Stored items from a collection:
========================================================================

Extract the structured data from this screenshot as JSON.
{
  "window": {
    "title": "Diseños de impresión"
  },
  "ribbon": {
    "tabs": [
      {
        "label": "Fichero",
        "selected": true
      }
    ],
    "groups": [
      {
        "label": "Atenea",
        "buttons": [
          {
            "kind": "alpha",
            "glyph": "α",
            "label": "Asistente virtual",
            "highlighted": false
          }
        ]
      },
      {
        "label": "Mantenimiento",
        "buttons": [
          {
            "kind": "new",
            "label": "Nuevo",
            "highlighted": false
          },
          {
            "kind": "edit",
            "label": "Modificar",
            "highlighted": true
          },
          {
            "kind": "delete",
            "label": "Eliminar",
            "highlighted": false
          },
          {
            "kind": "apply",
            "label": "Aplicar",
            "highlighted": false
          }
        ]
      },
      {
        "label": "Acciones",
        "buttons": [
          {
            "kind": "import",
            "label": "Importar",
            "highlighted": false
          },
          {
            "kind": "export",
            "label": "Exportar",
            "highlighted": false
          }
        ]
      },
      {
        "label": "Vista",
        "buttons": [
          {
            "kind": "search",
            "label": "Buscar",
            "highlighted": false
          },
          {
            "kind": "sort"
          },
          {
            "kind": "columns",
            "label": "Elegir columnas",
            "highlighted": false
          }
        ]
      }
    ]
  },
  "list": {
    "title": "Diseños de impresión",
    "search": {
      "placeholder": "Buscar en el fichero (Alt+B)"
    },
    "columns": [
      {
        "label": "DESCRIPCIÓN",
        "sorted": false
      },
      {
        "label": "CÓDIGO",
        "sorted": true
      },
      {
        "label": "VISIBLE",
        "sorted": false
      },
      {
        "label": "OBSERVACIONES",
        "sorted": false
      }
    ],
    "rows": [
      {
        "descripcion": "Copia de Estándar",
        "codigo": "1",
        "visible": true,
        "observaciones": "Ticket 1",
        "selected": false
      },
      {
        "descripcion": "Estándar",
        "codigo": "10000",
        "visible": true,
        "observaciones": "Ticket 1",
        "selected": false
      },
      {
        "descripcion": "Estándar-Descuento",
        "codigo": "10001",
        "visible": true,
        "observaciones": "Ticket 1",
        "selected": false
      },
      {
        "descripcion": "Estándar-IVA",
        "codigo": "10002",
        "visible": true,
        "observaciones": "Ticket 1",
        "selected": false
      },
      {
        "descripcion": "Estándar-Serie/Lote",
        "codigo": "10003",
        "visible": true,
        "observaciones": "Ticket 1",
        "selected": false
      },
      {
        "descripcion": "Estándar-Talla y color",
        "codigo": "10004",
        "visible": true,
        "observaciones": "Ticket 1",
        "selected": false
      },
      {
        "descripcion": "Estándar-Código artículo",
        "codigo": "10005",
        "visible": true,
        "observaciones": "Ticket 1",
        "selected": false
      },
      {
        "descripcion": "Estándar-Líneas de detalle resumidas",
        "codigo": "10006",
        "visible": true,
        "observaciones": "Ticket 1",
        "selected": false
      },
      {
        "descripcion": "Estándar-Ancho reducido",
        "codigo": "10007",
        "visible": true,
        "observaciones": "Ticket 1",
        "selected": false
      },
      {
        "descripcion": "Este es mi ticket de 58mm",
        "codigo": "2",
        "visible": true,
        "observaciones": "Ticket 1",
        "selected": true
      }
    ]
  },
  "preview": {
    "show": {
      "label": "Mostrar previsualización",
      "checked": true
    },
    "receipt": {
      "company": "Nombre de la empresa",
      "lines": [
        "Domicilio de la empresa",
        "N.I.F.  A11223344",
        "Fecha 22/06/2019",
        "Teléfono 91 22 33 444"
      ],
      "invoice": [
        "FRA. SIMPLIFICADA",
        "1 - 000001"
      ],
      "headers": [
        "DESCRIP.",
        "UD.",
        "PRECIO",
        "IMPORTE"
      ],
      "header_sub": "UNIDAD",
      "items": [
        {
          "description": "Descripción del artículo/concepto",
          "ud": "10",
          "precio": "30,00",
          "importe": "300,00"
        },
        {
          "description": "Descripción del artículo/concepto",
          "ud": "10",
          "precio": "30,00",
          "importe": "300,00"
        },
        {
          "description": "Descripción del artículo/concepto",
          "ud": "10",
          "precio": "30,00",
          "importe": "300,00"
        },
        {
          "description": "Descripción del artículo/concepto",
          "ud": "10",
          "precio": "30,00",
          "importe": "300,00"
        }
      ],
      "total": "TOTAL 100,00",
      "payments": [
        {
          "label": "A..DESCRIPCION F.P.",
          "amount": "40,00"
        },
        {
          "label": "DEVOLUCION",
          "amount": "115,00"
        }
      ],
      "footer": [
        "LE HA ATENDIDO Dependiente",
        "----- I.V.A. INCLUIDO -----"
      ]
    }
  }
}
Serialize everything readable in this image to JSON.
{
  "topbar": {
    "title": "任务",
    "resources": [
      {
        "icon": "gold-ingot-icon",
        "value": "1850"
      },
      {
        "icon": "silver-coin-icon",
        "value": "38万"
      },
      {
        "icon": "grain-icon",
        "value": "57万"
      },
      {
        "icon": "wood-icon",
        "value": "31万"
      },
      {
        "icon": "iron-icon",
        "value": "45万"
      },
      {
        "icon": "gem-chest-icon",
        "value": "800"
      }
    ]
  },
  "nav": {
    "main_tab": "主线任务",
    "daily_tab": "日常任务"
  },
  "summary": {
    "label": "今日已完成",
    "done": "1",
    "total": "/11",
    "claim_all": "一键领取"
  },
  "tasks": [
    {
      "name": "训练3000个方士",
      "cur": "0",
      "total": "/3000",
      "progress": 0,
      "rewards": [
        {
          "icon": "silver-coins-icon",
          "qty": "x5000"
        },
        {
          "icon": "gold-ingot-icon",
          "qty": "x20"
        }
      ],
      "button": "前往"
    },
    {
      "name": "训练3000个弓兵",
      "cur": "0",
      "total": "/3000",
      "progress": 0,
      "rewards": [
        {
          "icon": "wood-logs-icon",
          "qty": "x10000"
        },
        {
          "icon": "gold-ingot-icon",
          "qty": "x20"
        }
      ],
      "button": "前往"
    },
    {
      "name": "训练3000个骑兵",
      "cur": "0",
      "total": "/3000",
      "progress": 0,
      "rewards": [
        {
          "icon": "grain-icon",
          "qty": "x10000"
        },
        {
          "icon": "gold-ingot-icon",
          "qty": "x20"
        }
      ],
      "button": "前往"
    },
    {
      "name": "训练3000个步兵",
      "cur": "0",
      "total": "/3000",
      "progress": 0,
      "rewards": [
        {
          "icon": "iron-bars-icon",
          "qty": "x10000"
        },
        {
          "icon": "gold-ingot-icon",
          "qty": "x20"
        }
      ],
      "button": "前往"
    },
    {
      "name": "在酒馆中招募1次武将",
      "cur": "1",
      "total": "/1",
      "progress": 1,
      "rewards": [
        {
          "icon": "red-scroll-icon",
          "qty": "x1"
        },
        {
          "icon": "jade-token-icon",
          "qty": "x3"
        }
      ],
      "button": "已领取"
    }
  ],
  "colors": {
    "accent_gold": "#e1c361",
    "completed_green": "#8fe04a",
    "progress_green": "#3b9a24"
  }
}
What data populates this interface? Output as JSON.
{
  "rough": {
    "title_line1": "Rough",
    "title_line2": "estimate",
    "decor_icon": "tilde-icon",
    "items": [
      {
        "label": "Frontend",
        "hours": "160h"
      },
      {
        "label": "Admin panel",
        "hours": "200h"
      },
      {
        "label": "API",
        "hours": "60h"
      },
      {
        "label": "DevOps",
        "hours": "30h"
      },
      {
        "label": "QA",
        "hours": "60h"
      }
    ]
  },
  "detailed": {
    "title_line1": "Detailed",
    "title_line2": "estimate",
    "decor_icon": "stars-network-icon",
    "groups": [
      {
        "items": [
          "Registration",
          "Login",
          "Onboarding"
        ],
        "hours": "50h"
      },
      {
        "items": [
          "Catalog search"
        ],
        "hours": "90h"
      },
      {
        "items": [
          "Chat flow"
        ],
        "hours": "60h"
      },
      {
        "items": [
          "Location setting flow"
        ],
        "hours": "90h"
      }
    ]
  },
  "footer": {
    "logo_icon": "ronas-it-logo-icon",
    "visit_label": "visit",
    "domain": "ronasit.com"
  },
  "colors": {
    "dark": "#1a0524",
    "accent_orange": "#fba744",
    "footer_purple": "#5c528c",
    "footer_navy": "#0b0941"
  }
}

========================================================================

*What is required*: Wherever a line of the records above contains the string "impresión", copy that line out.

*Output*:
    "title": "Diseños de impresión"
    "title": "Diseños de impresión",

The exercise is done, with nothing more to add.